▽

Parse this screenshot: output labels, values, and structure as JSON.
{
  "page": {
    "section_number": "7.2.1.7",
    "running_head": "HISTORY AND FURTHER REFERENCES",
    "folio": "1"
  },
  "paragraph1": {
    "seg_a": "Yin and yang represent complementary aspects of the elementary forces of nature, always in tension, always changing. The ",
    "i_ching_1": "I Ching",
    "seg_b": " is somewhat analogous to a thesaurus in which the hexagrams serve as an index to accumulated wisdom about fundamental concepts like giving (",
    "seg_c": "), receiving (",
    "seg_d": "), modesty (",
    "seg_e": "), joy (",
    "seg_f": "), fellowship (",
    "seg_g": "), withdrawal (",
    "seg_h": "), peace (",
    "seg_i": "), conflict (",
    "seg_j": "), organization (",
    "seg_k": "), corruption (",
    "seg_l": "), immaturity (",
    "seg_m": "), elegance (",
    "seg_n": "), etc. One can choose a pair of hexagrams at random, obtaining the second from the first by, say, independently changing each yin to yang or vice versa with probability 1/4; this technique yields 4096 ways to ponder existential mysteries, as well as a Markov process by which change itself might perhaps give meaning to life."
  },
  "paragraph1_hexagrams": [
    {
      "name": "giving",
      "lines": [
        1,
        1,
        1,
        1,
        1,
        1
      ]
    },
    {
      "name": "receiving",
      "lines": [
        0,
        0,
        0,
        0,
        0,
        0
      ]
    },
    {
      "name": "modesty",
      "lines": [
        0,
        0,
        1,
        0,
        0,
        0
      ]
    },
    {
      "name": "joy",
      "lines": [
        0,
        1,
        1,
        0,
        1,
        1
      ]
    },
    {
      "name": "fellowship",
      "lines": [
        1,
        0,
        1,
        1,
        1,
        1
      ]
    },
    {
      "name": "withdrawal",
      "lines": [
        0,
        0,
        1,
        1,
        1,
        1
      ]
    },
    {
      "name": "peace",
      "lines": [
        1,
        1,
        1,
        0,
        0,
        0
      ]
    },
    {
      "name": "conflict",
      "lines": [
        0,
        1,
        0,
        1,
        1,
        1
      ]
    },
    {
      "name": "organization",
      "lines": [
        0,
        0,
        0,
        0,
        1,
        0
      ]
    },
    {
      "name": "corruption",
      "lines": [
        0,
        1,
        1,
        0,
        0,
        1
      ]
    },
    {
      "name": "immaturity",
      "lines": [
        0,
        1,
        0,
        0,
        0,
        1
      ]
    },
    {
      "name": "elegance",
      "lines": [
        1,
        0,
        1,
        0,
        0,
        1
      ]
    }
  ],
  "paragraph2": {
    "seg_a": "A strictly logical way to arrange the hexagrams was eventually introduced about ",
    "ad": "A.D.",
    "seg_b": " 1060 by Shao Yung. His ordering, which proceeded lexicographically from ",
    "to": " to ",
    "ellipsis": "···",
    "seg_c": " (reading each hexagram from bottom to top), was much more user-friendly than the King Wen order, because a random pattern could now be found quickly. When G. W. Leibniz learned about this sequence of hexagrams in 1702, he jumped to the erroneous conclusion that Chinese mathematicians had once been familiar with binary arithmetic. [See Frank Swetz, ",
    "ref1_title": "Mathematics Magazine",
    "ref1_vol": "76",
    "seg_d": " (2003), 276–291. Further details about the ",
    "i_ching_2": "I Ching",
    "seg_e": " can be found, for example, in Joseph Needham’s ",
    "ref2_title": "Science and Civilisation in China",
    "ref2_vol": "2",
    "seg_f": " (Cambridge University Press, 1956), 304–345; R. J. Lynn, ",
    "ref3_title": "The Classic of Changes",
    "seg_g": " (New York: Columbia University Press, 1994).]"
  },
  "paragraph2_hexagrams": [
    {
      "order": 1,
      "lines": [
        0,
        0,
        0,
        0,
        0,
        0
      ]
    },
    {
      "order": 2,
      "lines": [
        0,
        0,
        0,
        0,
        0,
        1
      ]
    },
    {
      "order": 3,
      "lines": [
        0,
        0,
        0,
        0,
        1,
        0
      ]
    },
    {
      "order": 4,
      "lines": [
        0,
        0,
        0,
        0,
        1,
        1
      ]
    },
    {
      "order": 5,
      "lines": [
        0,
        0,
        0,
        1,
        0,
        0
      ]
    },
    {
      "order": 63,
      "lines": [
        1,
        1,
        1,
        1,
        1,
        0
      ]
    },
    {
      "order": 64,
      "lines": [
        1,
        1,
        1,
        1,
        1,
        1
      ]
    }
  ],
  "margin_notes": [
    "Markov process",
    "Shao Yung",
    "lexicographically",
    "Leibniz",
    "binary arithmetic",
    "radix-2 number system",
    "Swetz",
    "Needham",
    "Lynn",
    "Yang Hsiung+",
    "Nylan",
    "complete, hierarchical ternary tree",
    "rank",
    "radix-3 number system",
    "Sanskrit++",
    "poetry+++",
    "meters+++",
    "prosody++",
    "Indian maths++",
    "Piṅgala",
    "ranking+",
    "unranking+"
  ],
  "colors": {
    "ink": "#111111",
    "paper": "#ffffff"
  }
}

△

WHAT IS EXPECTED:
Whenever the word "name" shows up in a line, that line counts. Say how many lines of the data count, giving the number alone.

OUTPUT BELOW:
12